#### Materials provided:
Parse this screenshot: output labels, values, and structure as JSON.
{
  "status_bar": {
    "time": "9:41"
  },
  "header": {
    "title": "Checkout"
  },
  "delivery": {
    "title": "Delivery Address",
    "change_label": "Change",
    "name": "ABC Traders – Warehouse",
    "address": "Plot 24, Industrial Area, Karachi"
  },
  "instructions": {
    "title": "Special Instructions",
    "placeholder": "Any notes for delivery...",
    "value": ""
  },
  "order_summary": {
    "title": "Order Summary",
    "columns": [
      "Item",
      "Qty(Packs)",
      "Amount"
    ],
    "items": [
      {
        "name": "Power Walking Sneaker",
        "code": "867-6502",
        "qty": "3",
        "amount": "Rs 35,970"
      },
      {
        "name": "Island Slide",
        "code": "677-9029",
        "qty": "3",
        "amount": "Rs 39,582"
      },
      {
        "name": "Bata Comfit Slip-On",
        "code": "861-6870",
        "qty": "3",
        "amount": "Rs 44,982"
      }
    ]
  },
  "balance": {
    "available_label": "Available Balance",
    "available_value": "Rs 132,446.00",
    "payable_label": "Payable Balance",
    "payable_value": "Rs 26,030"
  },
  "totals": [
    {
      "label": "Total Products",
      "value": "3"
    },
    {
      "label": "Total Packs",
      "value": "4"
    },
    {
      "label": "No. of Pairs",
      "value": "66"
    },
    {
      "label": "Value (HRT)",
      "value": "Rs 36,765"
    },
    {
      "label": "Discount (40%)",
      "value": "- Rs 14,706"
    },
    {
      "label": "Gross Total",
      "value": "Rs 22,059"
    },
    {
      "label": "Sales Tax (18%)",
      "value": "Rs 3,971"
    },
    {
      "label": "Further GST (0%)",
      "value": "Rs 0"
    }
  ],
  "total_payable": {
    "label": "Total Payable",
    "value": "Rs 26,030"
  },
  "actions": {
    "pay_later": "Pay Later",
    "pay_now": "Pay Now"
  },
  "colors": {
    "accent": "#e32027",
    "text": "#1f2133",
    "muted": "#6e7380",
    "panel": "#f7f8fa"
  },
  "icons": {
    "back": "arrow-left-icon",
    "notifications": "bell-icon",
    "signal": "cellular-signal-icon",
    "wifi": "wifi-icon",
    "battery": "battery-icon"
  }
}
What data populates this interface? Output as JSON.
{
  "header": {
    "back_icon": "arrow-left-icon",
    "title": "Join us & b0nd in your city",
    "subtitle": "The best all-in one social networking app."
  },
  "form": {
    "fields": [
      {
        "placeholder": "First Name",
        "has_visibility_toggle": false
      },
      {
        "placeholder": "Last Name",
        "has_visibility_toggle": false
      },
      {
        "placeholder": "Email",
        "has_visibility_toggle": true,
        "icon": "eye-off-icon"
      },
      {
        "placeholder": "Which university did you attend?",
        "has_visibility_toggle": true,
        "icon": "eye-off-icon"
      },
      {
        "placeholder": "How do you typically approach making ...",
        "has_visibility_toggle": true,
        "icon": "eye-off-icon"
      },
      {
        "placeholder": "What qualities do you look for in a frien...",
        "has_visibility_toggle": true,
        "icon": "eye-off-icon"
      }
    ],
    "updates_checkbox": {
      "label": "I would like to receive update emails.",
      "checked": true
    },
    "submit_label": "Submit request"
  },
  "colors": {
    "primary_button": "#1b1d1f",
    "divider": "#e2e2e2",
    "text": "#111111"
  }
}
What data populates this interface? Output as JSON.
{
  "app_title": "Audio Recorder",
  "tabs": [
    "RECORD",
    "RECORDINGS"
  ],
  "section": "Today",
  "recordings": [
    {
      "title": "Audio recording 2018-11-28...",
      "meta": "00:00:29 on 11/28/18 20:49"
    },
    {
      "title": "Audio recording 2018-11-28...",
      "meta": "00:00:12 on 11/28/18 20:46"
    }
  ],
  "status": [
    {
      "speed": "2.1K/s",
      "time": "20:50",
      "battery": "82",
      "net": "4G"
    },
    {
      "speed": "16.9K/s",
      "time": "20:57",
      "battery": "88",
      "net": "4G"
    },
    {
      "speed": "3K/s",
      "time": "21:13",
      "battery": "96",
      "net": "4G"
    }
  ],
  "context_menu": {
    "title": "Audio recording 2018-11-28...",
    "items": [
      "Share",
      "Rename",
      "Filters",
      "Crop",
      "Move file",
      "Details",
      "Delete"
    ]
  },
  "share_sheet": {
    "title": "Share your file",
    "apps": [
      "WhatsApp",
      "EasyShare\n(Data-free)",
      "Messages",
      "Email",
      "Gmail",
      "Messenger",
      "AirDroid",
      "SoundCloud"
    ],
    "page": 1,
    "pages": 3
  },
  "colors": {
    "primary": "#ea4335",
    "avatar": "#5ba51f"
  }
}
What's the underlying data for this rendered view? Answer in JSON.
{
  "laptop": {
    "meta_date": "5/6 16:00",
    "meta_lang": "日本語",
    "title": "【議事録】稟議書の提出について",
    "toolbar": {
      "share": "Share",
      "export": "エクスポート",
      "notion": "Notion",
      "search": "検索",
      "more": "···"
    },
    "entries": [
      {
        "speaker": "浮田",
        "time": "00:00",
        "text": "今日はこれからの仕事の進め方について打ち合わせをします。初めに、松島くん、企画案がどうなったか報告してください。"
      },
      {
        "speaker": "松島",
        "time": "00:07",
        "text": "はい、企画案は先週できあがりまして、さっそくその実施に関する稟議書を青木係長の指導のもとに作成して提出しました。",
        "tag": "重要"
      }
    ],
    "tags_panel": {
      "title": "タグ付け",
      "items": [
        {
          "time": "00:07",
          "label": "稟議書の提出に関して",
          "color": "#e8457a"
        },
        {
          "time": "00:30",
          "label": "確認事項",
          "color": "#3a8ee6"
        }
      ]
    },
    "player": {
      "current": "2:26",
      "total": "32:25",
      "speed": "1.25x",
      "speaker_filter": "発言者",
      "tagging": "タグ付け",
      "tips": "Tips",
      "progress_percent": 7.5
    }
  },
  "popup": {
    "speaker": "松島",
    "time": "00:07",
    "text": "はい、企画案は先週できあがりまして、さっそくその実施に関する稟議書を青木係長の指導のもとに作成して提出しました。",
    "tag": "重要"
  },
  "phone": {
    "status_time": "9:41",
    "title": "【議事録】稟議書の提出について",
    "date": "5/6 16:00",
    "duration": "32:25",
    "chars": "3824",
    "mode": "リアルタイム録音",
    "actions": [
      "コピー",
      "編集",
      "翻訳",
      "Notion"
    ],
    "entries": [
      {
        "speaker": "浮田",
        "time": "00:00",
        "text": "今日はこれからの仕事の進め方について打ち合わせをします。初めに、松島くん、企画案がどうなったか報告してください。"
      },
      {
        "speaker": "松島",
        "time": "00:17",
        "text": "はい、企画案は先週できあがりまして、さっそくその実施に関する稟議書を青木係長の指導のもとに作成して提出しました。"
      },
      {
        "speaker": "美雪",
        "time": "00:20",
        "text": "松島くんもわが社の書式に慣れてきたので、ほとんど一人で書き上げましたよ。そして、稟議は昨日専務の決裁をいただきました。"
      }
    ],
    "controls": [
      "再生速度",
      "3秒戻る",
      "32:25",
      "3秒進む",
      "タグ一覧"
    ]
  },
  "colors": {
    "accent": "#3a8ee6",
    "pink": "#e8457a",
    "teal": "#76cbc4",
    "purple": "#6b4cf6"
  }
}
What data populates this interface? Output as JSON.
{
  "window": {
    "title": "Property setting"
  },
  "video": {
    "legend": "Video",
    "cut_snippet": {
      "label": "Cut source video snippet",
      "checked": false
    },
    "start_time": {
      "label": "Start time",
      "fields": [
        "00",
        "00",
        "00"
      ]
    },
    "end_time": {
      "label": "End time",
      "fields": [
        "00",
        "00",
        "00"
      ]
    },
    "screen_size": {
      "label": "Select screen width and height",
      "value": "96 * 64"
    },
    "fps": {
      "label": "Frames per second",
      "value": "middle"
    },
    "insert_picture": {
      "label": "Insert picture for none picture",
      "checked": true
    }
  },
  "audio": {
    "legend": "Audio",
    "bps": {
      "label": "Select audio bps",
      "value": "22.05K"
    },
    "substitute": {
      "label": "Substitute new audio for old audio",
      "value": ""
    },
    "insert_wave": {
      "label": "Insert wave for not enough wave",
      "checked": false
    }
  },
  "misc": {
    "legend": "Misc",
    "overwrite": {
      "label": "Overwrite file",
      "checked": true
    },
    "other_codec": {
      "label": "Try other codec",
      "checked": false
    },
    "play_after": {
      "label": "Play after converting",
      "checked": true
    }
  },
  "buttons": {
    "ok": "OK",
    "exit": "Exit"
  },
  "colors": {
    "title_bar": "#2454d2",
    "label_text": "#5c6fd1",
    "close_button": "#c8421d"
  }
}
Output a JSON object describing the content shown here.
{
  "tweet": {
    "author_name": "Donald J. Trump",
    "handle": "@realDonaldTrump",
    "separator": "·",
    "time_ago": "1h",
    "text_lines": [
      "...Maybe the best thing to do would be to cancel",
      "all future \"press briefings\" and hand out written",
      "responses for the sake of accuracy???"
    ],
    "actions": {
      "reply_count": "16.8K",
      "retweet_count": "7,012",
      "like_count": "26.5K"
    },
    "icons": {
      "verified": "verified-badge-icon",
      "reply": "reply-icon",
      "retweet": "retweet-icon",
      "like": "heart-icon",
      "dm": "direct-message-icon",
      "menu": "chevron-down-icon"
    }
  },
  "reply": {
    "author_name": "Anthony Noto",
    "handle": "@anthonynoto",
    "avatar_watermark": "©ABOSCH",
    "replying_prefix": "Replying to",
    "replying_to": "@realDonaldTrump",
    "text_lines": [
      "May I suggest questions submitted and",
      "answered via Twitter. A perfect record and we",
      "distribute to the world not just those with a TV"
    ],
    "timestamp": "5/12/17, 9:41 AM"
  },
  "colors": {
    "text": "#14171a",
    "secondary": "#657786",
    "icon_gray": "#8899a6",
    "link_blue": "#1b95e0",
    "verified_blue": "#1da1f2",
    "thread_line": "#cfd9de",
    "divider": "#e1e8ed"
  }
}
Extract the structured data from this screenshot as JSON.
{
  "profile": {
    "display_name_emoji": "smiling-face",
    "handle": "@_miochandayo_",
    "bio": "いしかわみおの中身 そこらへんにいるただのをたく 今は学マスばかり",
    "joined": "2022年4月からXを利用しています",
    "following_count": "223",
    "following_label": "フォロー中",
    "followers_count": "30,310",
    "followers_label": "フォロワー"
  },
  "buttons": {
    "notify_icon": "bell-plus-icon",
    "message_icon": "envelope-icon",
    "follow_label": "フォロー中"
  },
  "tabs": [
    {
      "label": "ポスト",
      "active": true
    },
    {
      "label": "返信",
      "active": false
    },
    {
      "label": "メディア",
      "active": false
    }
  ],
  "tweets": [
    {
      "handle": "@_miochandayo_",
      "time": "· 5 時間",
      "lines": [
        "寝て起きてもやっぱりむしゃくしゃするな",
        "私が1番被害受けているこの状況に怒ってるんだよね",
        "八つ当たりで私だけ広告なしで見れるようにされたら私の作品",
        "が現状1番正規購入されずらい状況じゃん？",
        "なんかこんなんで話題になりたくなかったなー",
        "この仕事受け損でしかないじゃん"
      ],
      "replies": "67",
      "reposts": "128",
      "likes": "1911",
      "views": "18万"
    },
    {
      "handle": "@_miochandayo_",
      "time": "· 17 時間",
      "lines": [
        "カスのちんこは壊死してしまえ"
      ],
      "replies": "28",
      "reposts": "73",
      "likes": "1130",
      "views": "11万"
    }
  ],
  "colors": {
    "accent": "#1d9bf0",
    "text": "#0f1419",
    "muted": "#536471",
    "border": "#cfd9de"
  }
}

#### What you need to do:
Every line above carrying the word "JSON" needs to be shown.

#### Your response:
Parse this screenshot: output labels, values, and structure as JSON.
What data populates this interface? Output as JSON.
What data populates this interface? Output as JSON.
What's the underlying data for this rendered view? Answer in JSON.
What data populates this interface? Output as JSON.
Output a JSON object describing the content shown here.
Extract the structured data from this screenshot as JSON.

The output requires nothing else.